Superstition was a very early and effective form of training. Most common superstitions are rooted in  concepts that will save us from reckless endangerment. We cover our mouths when yawning (it's sanitary), don't walk under a ladder because something may fall on your head! Nearly all superstition is rooted in religious symbolism... the holy trinity, 13 diners at the last supper, the 4 gospels etc. Superstition continues to provide support, increase optimism and give most of us hope for yet another day.  It helped the earliest people formulate some justification for the way things have occurred.

Superstition is evident in every area of human interest. Planetary motion, gardening, romance, fashion, nature, theater... the list goes on:

Crossing fingers for luck is actually an abbreviated form of blessing yourself with the sign of the cross.

The early Druids would knock on wood to gain support from the good spirits within.

A rabbit's foot is considered lucky in part due to the animals prolific reproductive capacity. Holding a part of the animal is considered to bring good fortune and it is in this way that superstition can be a detriment. Great superstition still surrounds the rhinoceros horn and the animal has been driven almost to extinction.

Lighting three cigarettes on a single match apparently comes to us from WWI. A match lighted so long would provide an enemy ample time to 'sight you in'.

It is said that an open umbrella in the house may cause a fire (by toppling a candle) but it is more likely to poke out an eye.


The number 13 is unlucky if you are referencing the Last Supper, but it's good news if you're buying pastry! This particular superstition is evident in any high rise... there is no 13th floor (we skip from 12 to 14).

Before there were mirrors there were gazing pools. If eyes are indeed windows of the soul it would be very mean indeed to disrupt a gazing pool while in use. Of course when mirrors were first manufactured they were very expensive and it would likely take seven years to buy one anew.

Covering all your mirrors immediately after a death is said to prevent the deceased from using them as a portal. A mirror placed opposite your door will reflect any evil that might try to enter.

The Japanese believe that the number 8 is lucky and the eighties were certainly fortunate for them. The Chinese believe that one should not place the door of a house too close to the street because your money will pour out!  Many Jewish homes still feature a 'mezzuzah' or good luck charm affixed to the door jamb at the entrance... it keeps out evil spirits.

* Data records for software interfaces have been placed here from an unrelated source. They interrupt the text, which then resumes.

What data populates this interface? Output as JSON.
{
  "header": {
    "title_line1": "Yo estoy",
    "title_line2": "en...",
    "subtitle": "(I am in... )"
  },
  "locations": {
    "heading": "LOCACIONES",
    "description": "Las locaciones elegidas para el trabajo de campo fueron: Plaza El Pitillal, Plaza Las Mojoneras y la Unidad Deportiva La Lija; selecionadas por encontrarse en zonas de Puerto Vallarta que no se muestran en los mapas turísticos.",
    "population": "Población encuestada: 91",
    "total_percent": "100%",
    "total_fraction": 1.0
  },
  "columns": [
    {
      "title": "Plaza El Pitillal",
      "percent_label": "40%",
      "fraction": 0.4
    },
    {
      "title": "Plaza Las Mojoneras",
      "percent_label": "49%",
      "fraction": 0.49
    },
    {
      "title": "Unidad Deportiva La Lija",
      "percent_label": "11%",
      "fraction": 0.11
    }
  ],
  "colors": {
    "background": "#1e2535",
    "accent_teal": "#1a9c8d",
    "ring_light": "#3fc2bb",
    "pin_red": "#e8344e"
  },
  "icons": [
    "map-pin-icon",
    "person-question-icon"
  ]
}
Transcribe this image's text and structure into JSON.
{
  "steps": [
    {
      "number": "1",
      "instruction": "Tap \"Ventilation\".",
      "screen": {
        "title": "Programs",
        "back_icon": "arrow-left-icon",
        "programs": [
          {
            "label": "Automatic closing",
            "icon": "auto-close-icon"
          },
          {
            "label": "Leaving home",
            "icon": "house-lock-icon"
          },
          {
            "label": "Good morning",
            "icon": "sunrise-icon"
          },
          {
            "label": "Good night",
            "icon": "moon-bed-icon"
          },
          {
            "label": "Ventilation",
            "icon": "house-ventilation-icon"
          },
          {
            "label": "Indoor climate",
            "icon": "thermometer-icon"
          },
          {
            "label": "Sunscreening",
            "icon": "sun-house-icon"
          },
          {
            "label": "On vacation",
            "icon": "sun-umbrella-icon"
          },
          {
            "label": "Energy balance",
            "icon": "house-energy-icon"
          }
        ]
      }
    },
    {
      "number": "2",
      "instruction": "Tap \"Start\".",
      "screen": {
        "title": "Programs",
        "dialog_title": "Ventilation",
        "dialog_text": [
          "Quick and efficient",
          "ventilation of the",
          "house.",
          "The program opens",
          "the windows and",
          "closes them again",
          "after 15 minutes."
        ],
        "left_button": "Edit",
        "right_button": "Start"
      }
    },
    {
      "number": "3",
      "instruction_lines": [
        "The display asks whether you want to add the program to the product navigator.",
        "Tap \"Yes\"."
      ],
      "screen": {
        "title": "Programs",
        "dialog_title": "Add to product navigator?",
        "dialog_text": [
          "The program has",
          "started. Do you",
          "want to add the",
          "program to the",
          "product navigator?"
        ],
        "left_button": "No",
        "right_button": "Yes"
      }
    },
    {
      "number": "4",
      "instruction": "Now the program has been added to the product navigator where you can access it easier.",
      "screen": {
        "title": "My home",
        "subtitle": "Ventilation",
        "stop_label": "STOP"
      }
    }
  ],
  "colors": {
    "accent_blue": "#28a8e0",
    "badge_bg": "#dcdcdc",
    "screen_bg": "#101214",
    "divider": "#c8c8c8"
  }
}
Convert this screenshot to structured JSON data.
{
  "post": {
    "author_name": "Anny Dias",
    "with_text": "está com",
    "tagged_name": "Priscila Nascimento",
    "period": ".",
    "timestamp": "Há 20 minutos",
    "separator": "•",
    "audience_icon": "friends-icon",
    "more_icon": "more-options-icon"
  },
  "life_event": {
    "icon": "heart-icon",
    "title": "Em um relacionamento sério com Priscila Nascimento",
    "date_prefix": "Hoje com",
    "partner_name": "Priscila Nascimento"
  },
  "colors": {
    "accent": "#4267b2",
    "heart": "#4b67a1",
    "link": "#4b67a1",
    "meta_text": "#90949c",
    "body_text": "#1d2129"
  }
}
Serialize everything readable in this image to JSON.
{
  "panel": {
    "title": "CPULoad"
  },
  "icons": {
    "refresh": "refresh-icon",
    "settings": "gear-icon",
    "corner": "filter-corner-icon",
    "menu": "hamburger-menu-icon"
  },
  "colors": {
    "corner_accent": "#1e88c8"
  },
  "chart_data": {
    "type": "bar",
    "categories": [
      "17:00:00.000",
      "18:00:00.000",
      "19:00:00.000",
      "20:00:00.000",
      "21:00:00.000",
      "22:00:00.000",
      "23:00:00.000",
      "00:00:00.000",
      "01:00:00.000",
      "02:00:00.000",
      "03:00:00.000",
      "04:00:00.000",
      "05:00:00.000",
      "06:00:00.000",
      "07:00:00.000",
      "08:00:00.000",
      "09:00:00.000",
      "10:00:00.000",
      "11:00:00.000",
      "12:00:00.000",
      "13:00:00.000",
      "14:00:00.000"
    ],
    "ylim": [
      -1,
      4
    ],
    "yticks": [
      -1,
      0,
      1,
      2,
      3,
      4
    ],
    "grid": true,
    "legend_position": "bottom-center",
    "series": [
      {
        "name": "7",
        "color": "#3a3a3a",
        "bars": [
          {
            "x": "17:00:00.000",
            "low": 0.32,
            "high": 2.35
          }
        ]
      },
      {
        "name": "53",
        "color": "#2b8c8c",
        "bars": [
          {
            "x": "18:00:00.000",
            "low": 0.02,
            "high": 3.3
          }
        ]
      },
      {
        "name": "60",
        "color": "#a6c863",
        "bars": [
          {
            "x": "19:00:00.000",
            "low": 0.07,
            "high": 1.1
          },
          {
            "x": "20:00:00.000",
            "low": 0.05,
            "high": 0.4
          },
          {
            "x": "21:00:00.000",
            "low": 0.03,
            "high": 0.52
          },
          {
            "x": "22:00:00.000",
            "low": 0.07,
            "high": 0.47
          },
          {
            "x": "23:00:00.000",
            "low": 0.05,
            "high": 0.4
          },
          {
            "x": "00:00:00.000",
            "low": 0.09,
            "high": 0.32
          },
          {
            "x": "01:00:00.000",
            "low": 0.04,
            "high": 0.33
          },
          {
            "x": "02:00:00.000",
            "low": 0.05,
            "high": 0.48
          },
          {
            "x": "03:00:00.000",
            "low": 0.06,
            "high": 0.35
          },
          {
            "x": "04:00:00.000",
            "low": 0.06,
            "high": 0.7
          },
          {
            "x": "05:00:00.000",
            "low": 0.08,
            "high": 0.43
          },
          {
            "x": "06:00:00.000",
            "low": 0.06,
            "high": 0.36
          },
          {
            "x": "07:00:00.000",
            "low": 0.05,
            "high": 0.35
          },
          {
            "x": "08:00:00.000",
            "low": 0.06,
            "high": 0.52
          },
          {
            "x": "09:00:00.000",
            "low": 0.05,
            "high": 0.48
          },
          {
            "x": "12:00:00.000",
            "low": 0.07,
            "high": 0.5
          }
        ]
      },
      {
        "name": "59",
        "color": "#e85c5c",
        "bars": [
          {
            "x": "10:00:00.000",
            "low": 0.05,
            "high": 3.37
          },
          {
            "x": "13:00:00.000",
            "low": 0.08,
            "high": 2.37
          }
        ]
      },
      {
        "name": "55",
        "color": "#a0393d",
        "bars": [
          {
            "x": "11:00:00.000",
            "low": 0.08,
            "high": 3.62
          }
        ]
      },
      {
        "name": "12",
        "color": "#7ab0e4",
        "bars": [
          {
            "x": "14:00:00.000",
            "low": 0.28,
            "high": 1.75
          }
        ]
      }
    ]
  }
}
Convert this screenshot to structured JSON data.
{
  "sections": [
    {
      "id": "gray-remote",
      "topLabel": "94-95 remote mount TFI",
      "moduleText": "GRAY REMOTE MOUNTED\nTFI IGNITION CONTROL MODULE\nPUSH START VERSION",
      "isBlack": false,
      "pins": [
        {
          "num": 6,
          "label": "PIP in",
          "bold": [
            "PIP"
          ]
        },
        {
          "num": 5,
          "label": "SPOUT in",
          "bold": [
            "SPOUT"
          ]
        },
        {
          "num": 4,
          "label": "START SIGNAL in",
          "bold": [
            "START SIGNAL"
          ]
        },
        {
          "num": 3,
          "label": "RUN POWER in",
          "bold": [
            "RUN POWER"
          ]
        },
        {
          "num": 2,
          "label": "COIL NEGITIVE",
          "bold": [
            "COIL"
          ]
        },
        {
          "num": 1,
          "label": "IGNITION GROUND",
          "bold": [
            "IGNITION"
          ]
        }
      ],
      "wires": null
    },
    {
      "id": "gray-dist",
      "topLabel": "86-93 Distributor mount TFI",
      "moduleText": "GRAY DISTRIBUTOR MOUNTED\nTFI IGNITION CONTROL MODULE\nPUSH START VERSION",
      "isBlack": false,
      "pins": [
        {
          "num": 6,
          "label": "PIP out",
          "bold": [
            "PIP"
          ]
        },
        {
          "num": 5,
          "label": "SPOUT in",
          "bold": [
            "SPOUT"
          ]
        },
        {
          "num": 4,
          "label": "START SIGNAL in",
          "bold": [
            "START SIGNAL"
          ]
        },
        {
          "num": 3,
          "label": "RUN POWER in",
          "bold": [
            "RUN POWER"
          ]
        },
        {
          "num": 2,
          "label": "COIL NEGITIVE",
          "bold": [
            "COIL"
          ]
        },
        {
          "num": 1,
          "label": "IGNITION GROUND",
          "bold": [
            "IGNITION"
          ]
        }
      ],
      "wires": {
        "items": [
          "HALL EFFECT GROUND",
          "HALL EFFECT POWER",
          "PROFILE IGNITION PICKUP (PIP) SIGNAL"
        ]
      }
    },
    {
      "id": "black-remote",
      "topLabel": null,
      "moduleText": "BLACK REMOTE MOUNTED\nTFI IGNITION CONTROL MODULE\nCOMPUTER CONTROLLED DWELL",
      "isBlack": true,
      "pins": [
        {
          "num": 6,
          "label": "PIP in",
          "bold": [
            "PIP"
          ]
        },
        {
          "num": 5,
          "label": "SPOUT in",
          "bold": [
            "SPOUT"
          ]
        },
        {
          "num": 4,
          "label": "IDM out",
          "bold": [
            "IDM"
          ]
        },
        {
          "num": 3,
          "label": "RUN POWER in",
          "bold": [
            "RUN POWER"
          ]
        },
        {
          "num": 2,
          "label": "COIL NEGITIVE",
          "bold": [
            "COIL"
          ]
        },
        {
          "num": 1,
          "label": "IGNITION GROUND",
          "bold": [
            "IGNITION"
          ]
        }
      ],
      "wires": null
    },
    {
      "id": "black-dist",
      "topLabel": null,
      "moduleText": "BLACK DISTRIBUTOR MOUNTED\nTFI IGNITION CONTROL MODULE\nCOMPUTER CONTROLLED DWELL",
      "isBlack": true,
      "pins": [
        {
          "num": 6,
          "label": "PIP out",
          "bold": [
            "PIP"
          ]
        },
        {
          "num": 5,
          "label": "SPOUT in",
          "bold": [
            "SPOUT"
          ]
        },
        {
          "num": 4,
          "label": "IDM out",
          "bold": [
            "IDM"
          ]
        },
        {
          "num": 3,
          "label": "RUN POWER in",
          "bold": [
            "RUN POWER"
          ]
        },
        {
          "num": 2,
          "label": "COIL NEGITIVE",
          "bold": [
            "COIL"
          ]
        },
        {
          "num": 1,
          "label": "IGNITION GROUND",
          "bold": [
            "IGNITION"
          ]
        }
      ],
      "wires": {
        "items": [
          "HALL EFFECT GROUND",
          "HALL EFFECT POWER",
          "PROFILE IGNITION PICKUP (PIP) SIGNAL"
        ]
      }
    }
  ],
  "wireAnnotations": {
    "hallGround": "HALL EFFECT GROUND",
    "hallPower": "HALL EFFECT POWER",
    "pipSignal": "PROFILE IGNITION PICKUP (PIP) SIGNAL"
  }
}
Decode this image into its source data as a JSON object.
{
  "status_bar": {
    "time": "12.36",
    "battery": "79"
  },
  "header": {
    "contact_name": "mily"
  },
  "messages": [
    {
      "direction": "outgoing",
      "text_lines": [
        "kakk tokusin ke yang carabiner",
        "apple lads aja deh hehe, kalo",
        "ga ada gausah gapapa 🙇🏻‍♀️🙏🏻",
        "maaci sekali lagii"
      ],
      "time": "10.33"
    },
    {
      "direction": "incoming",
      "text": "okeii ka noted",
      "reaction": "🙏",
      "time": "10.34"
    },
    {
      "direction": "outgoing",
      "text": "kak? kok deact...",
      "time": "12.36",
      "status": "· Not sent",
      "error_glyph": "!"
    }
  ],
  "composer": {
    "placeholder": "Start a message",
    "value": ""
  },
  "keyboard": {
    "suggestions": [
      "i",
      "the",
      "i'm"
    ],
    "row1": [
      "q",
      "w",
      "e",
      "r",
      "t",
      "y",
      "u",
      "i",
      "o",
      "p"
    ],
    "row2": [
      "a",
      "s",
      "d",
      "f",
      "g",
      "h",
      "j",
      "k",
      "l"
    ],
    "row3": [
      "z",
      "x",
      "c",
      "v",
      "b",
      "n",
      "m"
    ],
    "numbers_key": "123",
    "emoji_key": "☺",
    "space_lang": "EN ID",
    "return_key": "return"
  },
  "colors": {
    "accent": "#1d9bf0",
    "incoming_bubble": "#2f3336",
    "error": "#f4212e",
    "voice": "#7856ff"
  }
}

It is certainly true that superstition is here to stay. It is an integral part of life as we know it. We all favor good luck charms and possess behaviors or trinkets that give us hope or confidence. The reality of superstition has given us witch trials and wedding rituals and holiday traditions.

At times we are thrilled to receive that little bit of hope, while at other times we feel empowered to commit dreadful, arbitrary acts of cruelty. Is superstition good or evil? You must decide for yourself!